Insecurity. It’s not a particularly charming trait. And, as relationship experts will tell you, it’s generally an aspect of a person’s personality that can make romantic unions meet bitter ends. When you’re looking to recruit top talent for important positions at your company, it’s wise to remember that you are looking to secure a strong relationship. The uniting of employer with employee is a relationship that also needs to be void of insecurities.
How do employers demonstrate insecurity?
It’s all about the interview process. Believe it or not, there are major corporations out there that put their candidates through interview after interview after interview. And for what? The most talented of job seekers will only have so much patience when it comes to the job hunting process. Employers need to keep in mind that they’re not the only ones interviewing their candidates for jobs.
Google is one of those major corporations. They’re known for conducting between five and eight interviews per candidate before making hiring decisions.
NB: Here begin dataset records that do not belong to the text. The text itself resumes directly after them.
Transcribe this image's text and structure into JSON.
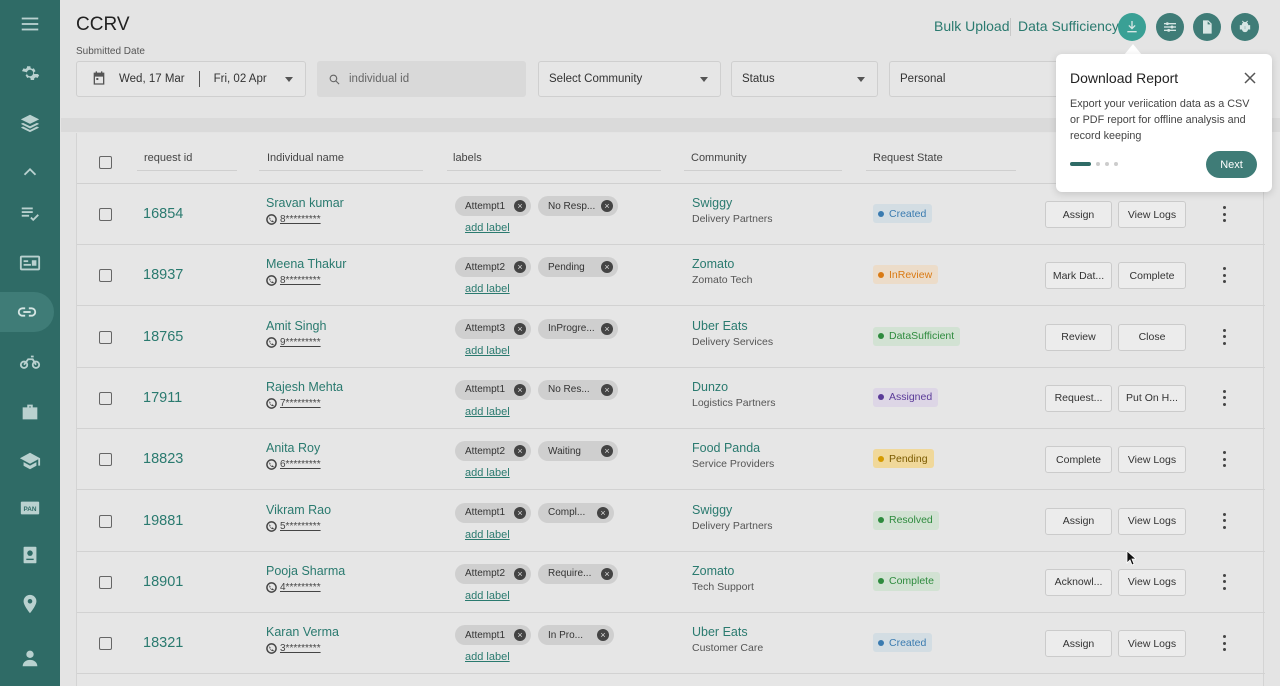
{
  "app": {
    "title": "CCRV"
  },
  "top_links": {
    "bulk_upload": "Bulk Upload",
    "data_sufficiency": "Data Sufficiency"
  },
  "filters": {
    "submitted_label": "Submitted Date",
    "date_from": "Wed, 17 Mar",
    "date_to": "Fri, 02 Apr",
    "search_placeholder": "individual id",
    "community": "Select Community",
    "status": "Status",
    "personal": "Personal"
  },
  "table": {
    "headers": {
      "request_id": "request id",
      "name": "Individual name",
      "labels": "labels",
      "community": "Community",
      "state": "Request State"
    },
    "add_label": "add label",
    "rows": [
      {
        "id": "16854",
        "name": "Sravan kumar",
        "phone": "8*********",
        "label1": "Attempt1",
        "label2": "No Resp...",
        "community": "Swiggy",
        "community_sub": "Delivery Partners",
        "state": "Created",
        "action1": "Assign",
        "action2": "View Logs"
      },
      {
        "id": "18937",
        "name": "Meena Thakur",
        "phone": "8*********",
        "label1": "Attempt2",
        "label2": "Pending",
        "community": "Zomato",
        "community_sub": "Zomato Tech",
        "state": "InReview",
        "action1": "Mark Dat...",
        "action2": "Complete"
      },
      {
        "id": "18765",
        "name": "Amit Singh",
        "phone": "9*********",
        "label1": "Attempt3",
        "label2": "InProgre...",
        "community": "Uber Eats",
        "community_sub": "Delivery Services",
        "state": "DataSufficient",
        "action1": "Review",
        "action2": "Close"
      },
      {
        "id": "17911",
        "name": "Rajesh Mehta",
        "phone": "7*********",
        "label1": "Attempt1",
        "label2": "No Res...",
        "community": "Dunzo",
        "community_sub": "Logistics Partners",
        "state": "Assigned",
        "action1": "Request...",
        "action2": "Put On H..."
      },
      {
        "id": "18823",
        "name": "Anita Roy",
        "phone": "6*********",
        "label1": "Attempt2",
        "label2": "Waiting",
        "community": "Food Panda",
        "community_sub": "Service Providers",
        "state": "Pending",
        "action1": "Complete",
        "action2": "View Logs"
      },
      {
        "id": "19881",
        "name": "Vikram Rao",
        "phone": "5*********",
        "label1": "Attempt1",
        "label2": "Compl...",
        "community": "Swiggy",
        "community_sub": "Delivery Partners",
        "state": "Resolved",
        "action1": "Assign",
        "action2": "View Logs"
      },
      {
        "id": "18901",
        "name": "Pooja Sharma",
        "phone": "4*********",
        "label1": "Attempt2",
        "label2": "Require...",
        "community": "Zomato",
        "community_sub": "Tech Support",
        "state": "Complete",
        "action1": "Acknowl...",
        "action2": "View Logs"
      },
      {
        "id": "18321",
        "name": "Karan Verma",
        "phone": "3*********",
        "label1": "Attempt1",
        "label2": "In Pro...",
        "community": "Uber Eats",
        "community_sub": "Customer Care",
        "state": "Created",
        "action1": "Assign",
        "action2": "View Logs"
      }
    ]
  },
  "status_colors": {
    "Created": {
      "bg": "#d3dde3",
      "fg": "#3a7bb0",
      "dot": "#3a7bb0"
    },
    "InReview": {
      "bg": "#ecdcc9",
      "fg": "#d97a14",
      "dot": "#d97a14"
    },
    "DataSufficient": {
      "bg": "#d2e2d3",
      "fg": "#2e8b3e",
      "dot": "#2e8b3e"
    },
    "Assigned": {
      "bg": "#ddd6e6",
      "fg": "#5a3a98",
      "dot": "#5a3a98"
    },
    "Pending": {
      "bg": "#f0d89a",
      "fg": "#7a5a00",
      "dot": "#d49a00"
    },
    "Resolved": {
      "bg": "#d2e2d3",
      "fg": "#2e8b3e",
      "dot": "#2e8b3e"
    },
    "Complete": {
      "bg": "#d2e2d3",
      "fg": "#2e8b3e",
      "dot": "#2e8b3e"
    }
  },
  "popover": {
    "title": "Download Report",
    "body": "Export your veriication data as a CSV or PDF report for offline analysis and record keeping",
    "next": "Next"
  }
}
They’re actually patting themselves on the back for this “feat” because they used to do a 10-interview process! It’s been argued that big-named businesses can do whatever they please, banking on their strong employer brands to keep candidates coming through the doors.
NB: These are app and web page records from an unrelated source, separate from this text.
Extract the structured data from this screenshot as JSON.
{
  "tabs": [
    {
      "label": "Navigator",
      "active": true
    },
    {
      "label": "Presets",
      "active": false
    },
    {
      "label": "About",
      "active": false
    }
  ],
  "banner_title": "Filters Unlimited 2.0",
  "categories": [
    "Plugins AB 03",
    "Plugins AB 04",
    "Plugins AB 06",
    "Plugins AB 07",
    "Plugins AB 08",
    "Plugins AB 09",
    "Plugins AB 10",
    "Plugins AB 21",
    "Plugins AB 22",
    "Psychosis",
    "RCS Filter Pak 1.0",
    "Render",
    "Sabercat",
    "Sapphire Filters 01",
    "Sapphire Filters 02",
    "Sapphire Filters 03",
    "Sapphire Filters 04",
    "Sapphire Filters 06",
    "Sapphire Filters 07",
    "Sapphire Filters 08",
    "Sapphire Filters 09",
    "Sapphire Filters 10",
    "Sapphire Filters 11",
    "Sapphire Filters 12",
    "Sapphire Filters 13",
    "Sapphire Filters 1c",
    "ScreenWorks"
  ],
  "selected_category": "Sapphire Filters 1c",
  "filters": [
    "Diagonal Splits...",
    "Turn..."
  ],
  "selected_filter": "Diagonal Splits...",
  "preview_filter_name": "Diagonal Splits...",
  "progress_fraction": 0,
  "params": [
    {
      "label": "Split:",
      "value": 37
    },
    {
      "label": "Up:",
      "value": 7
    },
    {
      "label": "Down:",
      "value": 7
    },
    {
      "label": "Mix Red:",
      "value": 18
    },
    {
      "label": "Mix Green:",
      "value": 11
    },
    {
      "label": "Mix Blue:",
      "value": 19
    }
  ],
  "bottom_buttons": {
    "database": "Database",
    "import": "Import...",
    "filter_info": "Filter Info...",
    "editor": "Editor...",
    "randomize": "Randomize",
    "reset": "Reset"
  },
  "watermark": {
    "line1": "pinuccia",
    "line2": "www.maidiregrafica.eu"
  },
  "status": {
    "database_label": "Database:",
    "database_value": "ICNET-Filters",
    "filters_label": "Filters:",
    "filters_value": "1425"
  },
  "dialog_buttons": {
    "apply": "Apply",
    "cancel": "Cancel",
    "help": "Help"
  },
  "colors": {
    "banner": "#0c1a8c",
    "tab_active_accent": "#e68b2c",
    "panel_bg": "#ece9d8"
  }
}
Imagine being the candidate who gets the regrets call after 10 interviews.
Showing my age perhaps, I recall a Big Blue company who once had this perspective. Back in the 1990s, the multinational technology company had job hunters lining up around the block hoping to land job interviews. Today, they are lucky to draw the attention of a dozen applicants over a three-week span. The “overdoing it” aspect of conducting job interviews is a symptom of a company culture that lacks accountability and is, based on all signs, one that demonstrates insecurity.
On Inc.com, Alison Green fields a question from one of her readers who applied for a job he thought he was a good fit for. The individual reveals that he had to meet an external recruiter and then an onsite recruiter who passed him along to the owner of the business. He was then contacted again by the first recruiter for further questioning and then did another interview shortly thereafter.
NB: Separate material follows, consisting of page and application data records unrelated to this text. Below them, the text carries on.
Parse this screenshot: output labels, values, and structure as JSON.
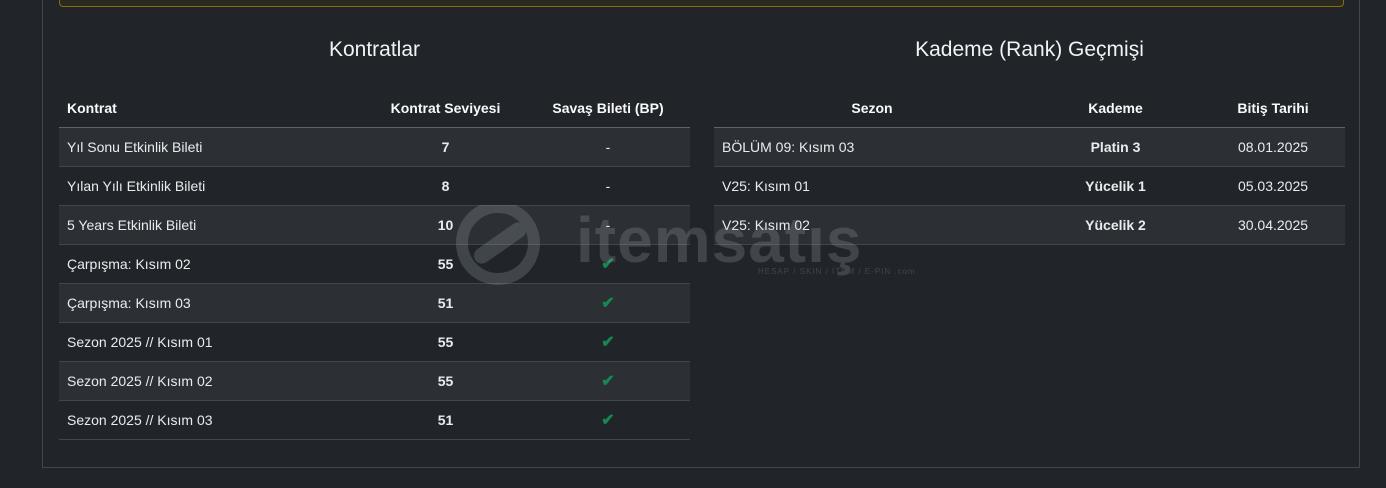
{
  "contracts": {
    "title": "Kontratlar",
    "headers": [
      "Kontrat",
      "Kontrat Seviyesi",
      "Savaş Bileti (BP)"
    ],
    "rows": [
      {
        "name": "Yıl Sonu Etkinlik Bileti",
        "level": "7",
        "bp": "-",
        "bp_check": false
      },
      {
        "name": "Yılan Yılı Etkinlik Bileti",
        "level": "8",
        "bp": "-",
        "bp_check": false
      },
      {
        "name": "5 Years Etkinlik Bileti",
        "level": "10",
        "bp": "-",
        "bp_check": false
      },
      {
        "name": "Çarpışma: Kısım 02",
        "level": "55",
        "bp": "✔",
        "bp_check": true
      },
      {
        "name": "Çarpışma: Kısım 03",
        "level": "51",
        "bp": "✔",
        "bp_check": true
      },
      {
        "name": "Sezon 2025 // Kısım 01",
        "level": "55",
        "bp": "✔",
        "bp_check": true
      },
      {
        "name": "Sezon 2025 // Kısım 02",
        "level": "55",
        "bp": "✔",
        "bp_check": true
      },
      {
        "name": "Sezon 2025 // Kısım 03",
        "level": "51",
        "bp": "✔",
        "bp_check": true
      }
    ]
  },
  "rank_history": {
    "title": "Kademe (Rank) Geçmişi",
    "headers": [
      "Sezon",
      "Kademe",
      "Bitiş Tarihi"
    ],
    "rows": [
      {
        "season": "BÖLÜM 09: Kısım 03",
        "rank": "Platin 3",
        "end_date": "08.01.2025"
      },
      {
        "season": "V25: Kısım 01",
        "rank": "Yücelik 1",
        "end_date": "05.03.2025"
      },
      {
        "season": "V25: Kısım 02",
        "rank": "Yücelik 2",
        "end_date": "30.04.2025"
      }
    ]
  },
  "watermark": {
    "brand": "itemsatış",
    "tagline": "HESAP / SKIN / ITEM / E-PIN",
    "suffix": ".com"
  },
  "colors": {
    "check": "#198754",
    "alert_border": "#8a6d0b"
  }
}
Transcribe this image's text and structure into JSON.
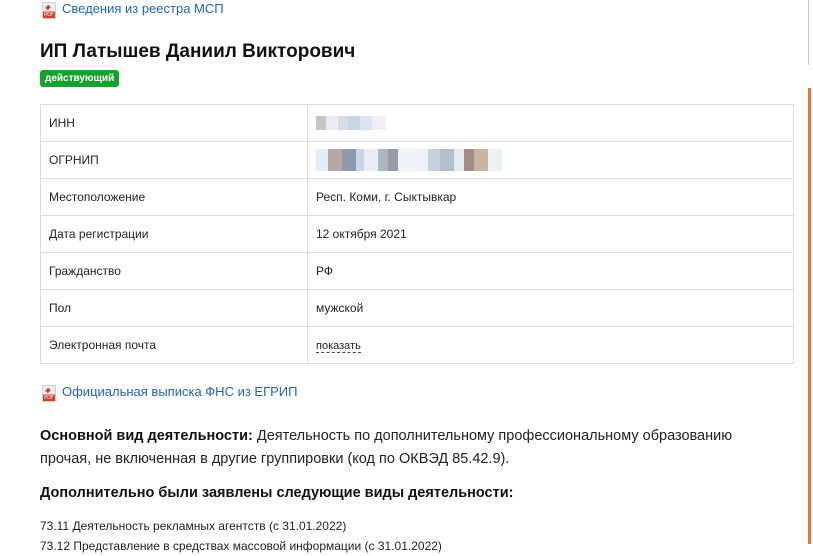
{
  "header": {
    "msp_link": "Сведения из реестра МСП",
    "pdf_icon_text": "PDF"
  },
  "entity": {
    "name": "ИП Латышев Даниил Викторович",
    "status": "действующий"
  },
  "info_rows": [
    {
      "label": "ИНН",
      "value": ""
    },
    {
      "label": "ОГРНИП",
      "value": ""
    },
    {
      "label": "Местоположение",
      "value": "Респ. Коми, г. Сыктывкар"
    },
    {
      "label": "Дата регистрации",
      "value": "12 октября 2021"
    },
    {
      "label": "Гражданство",
      "value": "РФ"
    },
    {
      "label": "Пол",
      "value": "мужской"
    },
    {
      "label": "Электронная почта",
      "value": "показать"
    }
  ],
  "egrip_link": "Официальная выписка ФНС из ЕГРИП",
  "main_activity": {
    "label": "Основной вид деятельности:",
    "text": " Деятельность по дополнительному профессиональному образованию прочая, не включенная в другие группировки (код по ОКВЭД 85.42.9)."
  },
  "additional": {
    "heading": "Дополнительно были заявлены следующие виды деятельности:",
    "items": [
      "73.11 Деятельность рекламных агентств (с 31.01.2022)",
      "73.12 Представление в средствах массовой информации (с 31.01.2022)"
    ]
  },
  "colors": {
    "link": "#1f66b8",
    "status_badge": "#14a32a",
    "scroll_accent": "#e8762c"
  }
}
“They kept talking about avoiding a bad fit, but as far as I was concerned I had decided I really wanted to work for them after interview No. 3 and told them that,” writes the job seeker, “So I guess my quandary is … getting a second interview is a signal that they’re really interested, and getting a third one should be even more positive, right? But a fourth or a fifth? I just do not know what to make of this; my head is buzzing.”
In response, Green advises job hunters to inform would-be employers of their genuine interests in working for them. But they should also ask about the length of the entire interview process. She encourages job seekers to let their interviewers know that their time is limited due to working current jobs or meeting with other potential employers. Job candidates, she insists, have every right to learn about the company cultures of the businesses they apply to. Over-interviewing, as it were, can present warning signs about those cultures.
“You should also do some serious probing into their culture, and how they make decisions, and how they operate in general — because those are things that will have a major impact on your quality of life while working there, as well as your ability to succeed in your work for them,” Green advises her readers, “and right now there are some red flags going up around that stuff, so you should really do some due diligence there.”
After all the energy and effort you put into attracting top talent, respect their time and demonstrate that your company has a culture of accountability by setting the tone with a three interview maximum. For more expert assistance that can help you to master your interview process, give Hire Value Inc. a call at 403-978-3827 today!